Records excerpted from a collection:
● ● ●

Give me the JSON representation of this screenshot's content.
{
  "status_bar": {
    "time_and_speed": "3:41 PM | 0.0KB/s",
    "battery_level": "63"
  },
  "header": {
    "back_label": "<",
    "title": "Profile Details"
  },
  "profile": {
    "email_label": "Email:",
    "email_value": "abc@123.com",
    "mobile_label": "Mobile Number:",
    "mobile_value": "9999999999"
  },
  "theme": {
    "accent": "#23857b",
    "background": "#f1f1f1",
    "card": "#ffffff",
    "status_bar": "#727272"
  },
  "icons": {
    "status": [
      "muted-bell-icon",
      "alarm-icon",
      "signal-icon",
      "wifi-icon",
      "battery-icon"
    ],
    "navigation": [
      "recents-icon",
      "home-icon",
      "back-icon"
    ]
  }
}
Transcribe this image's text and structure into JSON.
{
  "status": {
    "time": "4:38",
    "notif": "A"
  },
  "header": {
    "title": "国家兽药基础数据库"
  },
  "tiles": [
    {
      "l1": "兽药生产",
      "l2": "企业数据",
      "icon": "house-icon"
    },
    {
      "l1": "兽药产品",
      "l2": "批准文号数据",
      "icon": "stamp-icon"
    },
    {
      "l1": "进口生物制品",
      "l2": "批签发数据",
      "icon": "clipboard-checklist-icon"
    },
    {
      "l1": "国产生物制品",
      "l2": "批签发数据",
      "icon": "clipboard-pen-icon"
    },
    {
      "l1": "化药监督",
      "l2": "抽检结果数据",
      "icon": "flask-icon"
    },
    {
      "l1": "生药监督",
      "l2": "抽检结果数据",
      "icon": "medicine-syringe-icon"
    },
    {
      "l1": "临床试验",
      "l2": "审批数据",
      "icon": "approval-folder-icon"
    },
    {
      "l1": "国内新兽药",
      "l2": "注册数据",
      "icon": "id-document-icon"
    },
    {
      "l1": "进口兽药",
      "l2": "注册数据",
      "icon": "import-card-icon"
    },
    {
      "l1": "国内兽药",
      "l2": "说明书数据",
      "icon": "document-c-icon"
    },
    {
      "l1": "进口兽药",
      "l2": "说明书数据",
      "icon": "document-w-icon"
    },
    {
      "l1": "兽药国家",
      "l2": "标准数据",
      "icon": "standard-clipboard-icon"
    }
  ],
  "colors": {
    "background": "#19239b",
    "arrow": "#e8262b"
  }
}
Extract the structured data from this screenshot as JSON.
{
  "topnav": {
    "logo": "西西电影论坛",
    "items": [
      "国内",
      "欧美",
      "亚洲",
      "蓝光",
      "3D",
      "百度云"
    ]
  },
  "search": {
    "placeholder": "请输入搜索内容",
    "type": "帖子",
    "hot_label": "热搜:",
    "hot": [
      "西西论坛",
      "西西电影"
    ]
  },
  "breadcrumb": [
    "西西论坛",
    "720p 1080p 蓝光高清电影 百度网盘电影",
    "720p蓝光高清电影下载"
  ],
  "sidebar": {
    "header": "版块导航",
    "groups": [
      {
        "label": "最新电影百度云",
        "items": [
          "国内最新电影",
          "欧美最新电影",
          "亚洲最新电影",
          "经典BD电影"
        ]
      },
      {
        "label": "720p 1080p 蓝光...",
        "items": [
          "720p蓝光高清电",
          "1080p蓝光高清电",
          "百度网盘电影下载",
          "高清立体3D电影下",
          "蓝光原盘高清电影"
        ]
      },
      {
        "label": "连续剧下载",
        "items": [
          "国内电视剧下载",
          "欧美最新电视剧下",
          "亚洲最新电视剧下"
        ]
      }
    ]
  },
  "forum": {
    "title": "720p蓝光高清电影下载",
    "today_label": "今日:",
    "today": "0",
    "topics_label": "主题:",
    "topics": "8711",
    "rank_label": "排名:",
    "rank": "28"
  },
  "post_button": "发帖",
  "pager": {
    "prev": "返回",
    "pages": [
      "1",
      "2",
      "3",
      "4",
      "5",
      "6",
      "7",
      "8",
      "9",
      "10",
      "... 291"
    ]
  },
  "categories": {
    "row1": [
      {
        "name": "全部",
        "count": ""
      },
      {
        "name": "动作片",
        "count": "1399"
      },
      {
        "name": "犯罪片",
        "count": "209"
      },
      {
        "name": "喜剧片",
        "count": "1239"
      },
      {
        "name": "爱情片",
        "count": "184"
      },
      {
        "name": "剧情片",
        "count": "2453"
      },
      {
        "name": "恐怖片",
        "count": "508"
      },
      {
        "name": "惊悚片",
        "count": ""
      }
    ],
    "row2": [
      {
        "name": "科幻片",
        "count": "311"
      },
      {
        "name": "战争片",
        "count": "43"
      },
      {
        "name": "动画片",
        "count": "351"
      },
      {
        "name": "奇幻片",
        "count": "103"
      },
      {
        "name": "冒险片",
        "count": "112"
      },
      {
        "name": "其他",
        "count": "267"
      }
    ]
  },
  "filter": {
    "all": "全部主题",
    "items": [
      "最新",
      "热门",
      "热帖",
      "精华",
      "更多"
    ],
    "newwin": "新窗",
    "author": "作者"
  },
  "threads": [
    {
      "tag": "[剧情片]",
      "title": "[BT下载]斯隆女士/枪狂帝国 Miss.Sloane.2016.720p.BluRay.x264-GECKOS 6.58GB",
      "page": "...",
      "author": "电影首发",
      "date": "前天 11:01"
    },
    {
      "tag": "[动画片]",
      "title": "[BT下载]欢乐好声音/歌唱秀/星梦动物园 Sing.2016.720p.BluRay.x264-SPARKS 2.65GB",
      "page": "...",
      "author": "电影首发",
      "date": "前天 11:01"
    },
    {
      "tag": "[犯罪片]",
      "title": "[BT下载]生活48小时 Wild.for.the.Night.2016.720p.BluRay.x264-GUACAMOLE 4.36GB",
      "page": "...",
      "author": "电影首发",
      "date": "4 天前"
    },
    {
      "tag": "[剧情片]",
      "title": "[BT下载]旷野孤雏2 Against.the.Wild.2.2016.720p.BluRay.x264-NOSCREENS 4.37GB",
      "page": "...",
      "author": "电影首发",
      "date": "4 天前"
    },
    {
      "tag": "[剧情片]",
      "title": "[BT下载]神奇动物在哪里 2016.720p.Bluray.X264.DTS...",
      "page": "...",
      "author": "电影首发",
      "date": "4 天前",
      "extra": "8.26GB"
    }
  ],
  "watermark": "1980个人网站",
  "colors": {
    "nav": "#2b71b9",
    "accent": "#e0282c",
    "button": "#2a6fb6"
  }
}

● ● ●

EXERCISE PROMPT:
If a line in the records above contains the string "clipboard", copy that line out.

EXERCISE RESPONSE:
      "icon": "clipboard-checklist-icon"
      "icon": "clipboard-pen-icon"
      "icon": "standard-clipboard-icon"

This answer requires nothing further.